Items from an interface collection:
= Beginning of Section =

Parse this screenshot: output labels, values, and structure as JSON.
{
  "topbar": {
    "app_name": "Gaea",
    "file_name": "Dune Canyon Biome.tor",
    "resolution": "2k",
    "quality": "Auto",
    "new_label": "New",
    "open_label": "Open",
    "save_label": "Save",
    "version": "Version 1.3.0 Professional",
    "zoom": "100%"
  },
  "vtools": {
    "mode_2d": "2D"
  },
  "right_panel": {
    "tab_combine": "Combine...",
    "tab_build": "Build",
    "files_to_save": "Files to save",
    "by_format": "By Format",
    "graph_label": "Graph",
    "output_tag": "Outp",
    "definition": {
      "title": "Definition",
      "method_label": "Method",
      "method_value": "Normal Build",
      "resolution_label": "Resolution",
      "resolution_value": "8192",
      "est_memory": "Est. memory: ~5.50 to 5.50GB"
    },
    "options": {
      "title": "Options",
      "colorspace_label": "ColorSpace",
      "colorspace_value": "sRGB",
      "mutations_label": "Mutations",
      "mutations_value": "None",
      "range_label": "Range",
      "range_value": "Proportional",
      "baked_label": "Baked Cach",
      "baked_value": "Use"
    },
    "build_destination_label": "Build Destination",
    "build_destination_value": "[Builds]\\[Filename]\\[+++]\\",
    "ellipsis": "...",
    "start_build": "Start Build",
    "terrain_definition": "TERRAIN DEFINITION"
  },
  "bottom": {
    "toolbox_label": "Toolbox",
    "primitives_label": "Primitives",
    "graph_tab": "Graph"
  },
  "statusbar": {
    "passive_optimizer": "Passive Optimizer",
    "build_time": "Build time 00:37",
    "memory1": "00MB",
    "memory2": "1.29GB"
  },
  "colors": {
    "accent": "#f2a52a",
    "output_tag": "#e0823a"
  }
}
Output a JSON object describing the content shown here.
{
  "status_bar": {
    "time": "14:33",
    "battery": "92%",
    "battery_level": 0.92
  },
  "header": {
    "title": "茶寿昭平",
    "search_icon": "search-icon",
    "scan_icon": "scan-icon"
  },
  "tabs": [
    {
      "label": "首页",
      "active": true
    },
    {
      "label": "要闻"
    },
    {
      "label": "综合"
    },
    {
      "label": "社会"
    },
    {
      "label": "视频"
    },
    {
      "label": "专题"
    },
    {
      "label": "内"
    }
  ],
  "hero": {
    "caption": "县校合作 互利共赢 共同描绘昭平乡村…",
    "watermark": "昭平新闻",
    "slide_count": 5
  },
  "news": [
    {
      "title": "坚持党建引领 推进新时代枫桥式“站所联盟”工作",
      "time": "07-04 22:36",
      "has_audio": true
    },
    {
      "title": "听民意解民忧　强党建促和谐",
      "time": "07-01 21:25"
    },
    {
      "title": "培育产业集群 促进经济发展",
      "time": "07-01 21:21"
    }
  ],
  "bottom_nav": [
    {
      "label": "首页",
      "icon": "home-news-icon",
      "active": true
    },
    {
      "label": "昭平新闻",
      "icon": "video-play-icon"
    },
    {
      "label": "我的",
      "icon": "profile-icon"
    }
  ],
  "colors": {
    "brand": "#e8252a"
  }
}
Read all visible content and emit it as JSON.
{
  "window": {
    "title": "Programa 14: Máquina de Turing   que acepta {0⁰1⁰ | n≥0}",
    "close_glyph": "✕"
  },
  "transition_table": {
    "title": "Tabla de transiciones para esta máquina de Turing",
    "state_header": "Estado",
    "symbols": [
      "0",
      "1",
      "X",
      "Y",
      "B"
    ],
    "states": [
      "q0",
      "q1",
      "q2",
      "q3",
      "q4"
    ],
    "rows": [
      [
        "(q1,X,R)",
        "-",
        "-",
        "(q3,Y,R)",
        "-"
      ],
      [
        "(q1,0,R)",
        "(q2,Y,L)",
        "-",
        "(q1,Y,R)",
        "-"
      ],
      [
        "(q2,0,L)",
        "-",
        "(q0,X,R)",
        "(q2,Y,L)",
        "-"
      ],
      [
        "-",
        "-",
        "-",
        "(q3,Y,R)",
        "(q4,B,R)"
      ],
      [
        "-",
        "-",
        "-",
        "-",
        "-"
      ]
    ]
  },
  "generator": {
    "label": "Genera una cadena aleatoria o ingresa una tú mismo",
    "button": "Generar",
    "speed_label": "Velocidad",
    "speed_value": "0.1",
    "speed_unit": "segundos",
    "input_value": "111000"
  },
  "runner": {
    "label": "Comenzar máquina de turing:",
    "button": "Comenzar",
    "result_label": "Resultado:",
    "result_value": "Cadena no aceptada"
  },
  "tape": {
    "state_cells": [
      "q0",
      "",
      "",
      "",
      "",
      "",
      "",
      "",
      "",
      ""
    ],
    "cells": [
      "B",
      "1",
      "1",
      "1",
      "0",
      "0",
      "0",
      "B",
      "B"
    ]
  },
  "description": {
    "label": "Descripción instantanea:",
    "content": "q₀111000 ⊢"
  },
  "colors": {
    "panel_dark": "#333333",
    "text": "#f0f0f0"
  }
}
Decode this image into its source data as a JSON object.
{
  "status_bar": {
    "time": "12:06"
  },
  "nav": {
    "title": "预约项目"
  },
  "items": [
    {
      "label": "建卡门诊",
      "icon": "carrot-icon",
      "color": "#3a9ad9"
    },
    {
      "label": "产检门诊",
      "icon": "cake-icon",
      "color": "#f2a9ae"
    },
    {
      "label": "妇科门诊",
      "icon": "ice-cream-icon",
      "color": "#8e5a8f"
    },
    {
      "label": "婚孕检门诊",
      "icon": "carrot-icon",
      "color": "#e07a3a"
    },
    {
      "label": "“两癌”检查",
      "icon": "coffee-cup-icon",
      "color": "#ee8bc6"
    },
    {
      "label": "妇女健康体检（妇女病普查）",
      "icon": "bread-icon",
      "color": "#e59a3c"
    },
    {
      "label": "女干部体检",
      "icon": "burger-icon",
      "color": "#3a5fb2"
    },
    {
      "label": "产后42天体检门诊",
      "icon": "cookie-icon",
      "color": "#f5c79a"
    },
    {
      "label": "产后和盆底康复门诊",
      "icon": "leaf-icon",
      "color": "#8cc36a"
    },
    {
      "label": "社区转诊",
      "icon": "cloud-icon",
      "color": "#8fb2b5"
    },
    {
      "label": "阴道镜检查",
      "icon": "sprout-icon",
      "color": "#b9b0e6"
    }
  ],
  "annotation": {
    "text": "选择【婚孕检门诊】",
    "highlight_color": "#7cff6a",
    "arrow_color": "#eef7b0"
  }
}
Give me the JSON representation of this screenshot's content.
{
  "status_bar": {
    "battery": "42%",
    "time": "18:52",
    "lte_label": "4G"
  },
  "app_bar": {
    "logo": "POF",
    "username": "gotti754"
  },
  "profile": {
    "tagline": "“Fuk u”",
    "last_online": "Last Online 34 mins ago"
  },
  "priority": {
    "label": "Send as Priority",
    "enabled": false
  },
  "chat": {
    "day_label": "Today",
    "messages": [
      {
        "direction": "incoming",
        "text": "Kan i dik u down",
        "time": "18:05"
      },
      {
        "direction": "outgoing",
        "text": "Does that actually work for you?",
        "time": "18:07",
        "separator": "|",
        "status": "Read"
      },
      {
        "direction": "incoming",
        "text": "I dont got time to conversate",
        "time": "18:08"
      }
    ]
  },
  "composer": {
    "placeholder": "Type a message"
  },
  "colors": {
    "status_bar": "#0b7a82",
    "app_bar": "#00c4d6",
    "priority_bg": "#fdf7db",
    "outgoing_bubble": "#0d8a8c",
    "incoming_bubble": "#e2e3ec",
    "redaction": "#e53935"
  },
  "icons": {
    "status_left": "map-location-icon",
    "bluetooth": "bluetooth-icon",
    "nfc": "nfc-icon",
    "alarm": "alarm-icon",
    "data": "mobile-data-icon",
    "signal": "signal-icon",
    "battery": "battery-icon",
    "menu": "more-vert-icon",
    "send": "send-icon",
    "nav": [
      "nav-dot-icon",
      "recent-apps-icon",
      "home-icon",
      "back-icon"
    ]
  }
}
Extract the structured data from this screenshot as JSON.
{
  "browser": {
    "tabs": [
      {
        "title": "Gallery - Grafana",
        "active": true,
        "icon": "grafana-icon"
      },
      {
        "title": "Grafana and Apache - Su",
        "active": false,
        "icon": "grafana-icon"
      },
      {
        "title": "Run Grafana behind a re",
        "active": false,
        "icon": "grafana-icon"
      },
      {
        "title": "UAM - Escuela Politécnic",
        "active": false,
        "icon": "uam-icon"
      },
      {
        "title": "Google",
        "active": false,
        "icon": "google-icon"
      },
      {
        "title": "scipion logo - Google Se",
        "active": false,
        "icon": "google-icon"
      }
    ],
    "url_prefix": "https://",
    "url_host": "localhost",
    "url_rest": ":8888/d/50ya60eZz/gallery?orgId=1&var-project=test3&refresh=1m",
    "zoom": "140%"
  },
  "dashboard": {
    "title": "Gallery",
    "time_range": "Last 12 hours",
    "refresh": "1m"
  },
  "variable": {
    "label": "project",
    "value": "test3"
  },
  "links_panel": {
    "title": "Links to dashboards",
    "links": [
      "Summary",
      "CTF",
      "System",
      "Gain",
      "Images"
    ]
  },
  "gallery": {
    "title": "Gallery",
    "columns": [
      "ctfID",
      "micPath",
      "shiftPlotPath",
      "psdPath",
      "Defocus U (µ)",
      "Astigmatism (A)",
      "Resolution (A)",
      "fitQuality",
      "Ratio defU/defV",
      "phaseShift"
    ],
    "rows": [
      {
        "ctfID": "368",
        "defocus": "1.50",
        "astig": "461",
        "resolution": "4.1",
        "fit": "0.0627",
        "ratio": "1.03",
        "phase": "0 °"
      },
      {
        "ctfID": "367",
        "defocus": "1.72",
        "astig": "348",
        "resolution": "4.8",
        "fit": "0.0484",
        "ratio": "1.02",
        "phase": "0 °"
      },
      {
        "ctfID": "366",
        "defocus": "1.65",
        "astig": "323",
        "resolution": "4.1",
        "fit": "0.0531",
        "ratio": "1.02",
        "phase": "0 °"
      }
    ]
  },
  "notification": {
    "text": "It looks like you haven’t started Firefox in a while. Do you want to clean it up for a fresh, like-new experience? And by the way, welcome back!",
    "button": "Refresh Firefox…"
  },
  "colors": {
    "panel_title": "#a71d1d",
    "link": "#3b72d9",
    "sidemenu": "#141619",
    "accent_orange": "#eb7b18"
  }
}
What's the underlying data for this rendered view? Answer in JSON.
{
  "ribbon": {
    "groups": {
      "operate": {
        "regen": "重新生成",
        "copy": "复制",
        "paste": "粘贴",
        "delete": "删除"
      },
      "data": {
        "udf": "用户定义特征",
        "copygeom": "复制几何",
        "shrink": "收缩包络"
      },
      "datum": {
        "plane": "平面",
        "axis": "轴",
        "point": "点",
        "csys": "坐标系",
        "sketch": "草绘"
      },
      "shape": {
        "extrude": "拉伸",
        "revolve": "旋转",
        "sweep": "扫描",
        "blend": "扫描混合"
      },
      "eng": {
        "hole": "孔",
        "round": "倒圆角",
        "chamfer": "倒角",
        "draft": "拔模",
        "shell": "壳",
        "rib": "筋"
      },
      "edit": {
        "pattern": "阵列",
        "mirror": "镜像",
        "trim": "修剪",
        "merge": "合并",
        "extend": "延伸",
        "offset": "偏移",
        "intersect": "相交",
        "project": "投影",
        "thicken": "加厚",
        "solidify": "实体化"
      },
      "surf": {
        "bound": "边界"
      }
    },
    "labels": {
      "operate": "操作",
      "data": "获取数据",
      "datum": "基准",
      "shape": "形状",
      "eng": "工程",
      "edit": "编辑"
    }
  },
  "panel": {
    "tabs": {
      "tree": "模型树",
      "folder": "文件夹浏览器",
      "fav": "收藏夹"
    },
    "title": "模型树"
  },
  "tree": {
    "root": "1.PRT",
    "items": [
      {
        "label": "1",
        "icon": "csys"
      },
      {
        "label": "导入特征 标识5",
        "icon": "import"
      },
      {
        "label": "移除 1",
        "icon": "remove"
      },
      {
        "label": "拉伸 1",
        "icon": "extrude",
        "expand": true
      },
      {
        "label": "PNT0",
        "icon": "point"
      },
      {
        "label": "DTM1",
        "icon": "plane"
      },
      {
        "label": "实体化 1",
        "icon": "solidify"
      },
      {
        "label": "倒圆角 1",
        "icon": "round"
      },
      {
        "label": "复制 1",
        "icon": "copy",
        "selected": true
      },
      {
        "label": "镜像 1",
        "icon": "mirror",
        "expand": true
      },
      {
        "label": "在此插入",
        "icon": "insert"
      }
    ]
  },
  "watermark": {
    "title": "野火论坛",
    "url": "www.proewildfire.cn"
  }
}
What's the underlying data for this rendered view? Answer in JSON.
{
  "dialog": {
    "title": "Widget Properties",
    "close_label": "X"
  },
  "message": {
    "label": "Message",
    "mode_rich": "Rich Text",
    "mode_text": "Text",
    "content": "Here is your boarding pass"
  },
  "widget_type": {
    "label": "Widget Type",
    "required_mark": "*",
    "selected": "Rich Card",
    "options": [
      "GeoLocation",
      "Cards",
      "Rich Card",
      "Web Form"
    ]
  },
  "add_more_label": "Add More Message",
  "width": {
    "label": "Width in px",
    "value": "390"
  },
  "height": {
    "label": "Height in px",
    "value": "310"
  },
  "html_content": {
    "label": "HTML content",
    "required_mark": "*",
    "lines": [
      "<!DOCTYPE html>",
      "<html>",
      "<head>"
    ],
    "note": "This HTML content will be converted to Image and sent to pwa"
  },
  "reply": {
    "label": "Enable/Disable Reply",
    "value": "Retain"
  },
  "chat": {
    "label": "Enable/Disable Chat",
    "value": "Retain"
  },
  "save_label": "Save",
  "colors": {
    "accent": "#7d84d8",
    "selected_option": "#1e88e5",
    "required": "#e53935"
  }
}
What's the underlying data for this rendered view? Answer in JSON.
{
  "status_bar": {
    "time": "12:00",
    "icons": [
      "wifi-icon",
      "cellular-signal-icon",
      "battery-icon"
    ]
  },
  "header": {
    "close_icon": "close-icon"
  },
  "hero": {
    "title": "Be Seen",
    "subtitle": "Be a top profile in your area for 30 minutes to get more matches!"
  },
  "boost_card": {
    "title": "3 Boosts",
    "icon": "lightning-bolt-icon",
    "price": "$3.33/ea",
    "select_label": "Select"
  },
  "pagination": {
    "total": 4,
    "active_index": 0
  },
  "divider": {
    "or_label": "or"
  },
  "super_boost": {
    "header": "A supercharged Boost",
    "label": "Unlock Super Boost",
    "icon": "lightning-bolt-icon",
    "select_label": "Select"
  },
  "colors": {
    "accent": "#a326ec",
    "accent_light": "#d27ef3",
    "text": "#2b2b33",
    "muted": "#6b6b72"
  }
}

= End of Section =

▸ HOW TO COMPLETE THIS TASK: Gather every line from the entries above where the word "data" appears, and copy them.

▸ TASK ANSWER:
Decode this image into its source data as a JSON object.
    "data": "mobile-data-icon",
Extract the structured data from this screenshot as JSON.
What's the underlying data for this rendered view? Answer in JSON.
      "data": {
      "data": "获取数据",
What's the underlying data for this rendered view? Answer in JSON.
What's the underlying data for this rendered view? Answer in JSON.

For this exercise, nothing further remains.